Threading through these themes are questions about the past and the future of the discipline of anthropology. Anthropology has continued to reckon with its whiteness and its colonial legacies, and the COVID pandemic might be part of this ongoing process of opening anthropology and the social sciences more generally to critique. Each nominal crisis, from pandemic to climate change, seems to produce significant handwringing about what the future of anthropology, might, should, or could be. Our respondents shared some attempts to think through this problem at a practical level. For instance, in some departments, leadership was already encouraging what they termed an “open” approach to the discipline, where anthropological tools are taught toward a number of different ends, and a career as an academic anthropologist is accordingly deemphasized. In other departments, leadership continues to focus on attracting undergraduates to the discipline through its connections with the fields of medicine and digital technologies. For some of our interview partners, these pragmatic developments need to be brought into conversation with a larger and ongoing historical critique of the disciplines in general, which includes, but is not reducible to, anthropology and its future.

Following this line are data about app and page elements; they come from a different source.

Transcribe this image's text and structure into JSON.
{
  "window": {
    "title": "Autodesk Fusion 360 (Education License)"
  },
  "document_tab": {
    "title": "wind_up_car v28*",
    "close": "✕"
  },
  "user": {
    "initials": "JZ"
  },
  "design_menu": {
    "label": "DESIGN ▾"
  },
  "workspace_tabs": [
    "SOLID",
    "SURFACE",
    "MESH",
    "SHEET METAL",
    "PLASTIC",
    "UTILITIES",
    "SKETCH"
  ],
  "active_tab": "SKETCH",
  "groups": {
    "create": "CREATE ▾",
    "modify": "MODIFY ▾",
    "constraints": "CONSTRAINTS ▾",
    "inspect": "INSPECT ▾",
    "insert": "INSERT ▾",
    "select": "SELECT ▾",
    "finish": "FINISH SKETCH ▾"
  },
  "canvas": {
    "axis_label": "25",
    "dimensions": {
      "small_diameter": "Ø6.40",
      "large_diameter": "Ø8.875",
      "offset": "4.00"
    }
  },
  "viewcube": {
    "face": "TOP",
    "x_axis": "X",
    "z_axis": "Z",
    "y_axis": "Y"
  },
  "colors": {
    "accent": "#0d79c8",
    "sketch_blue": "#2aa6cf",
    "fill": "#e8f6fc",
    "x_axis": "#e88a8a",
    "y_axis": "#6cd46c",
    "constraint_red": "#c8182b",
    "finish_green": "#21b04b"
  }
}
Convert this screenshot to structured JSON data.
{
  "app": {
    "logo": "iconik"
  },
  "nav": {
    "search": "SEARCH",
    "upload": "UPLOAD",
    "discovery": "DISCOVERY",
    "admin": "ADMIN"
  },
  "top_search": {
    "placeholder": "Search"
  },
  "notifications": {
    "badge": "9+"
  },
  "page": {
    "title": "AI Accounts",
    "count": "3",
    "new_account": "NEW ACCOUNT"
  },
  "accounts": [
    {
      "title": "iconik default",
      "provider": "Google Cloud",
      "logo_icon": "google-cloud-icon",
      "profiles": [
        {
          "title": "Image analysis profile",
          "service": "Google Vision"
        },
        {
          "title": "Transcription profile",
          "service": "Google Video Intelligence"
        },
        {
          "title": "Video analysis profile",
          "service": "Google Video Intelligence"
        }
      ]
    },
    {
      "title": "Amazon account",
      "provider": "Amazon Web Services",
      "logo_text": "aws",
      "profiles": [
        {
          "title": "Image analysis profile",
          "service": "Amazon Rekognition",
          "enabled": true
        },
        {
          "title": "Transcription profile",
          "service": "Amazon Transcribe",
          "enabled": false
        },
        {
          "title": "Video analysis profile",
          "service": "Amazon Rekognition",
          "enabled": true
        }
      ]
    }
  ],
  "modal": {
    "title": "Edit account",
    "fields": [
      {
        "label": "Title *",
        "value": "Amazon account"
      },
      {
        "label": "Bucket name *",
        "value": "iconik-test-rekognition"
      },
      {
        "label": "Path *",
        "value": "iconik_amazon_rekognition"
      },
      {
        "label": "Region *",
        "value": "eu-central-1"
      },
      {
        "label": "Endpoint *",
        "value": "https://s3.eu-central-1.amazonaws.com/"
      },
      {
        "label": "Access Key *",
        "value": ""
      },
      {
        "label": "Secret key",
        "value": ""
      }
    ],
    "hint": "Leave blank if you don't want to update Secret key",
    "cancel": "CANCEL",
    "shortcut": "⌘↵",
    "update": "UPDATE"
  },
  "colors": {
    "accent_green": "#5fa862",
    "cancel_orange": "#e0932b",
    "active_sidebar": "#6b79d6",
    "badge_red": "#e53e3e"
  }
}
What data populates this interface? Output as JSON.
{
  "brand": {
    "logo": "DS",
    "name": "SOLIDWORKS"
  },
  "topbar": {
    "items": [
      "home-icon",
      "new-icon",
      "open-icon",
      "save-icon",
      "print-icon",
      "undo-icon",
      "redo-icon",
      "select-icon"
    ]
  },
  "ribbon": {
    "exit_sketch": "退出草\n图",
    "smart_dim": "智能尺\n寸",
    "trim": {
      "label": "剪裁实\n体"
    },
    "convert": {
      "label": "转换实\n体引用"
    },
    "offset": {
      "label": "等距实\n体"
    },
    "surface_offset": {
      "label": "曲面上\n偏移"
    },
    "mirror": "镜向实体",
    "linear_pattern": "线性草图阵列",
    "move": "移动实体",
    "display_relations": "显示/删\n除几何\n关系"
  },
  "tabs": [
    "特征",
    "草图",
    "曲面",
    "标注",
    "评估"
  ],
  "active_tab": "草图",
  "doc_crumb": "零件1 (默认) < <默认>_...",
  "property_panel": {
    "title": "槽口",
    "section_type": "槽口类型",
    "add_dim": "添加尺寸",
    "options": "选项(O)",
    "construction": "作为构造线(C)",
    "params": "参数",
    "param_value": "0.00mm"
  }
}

In other words, the crisis of anthropology (yet again) might itself be a sign of a failure of the discipline to move beyond its myopic focus on its own futures, even when those futures are expressed as a desire to jettison the discipline altogether. The almost obsessive concern with anthropology-in-crisis can sever connections between the discipline and the larger field of power within which it operates, cutting off critique prematurely and directing critical attention away from these larger stories. Crisis talk sometimes serves the purpose of reinvention that leaves existing power structures in place. One rather ironic effect of the constant reevaluation of anthropology’s future is that the discipline becomes increasingly US-focused, drawing its analysis of crisis and prognosticative powers from the North American academy. But discussions about the COVID university and the future of education more broadly are widespread, and there is much to learn from what the members of the Sri Lankan collective Kuppi talk call “embracing the margins.” Rather than revisiting an anthropology in crisis and ruminating on the crisis of anthropology, a more productive way forward might be encouraging critique beyond the existance of the discipline and toward more fundamental questions of what a university education currently is and what it could be.
Authors’ note: We would like to acknowledge our interlocutors for their time. They took more than a few moments to reflect with us during the heat of rethinking their programs, this discipline, their responses, and our responsibilities. For their candid reflections in media res, we are grateful.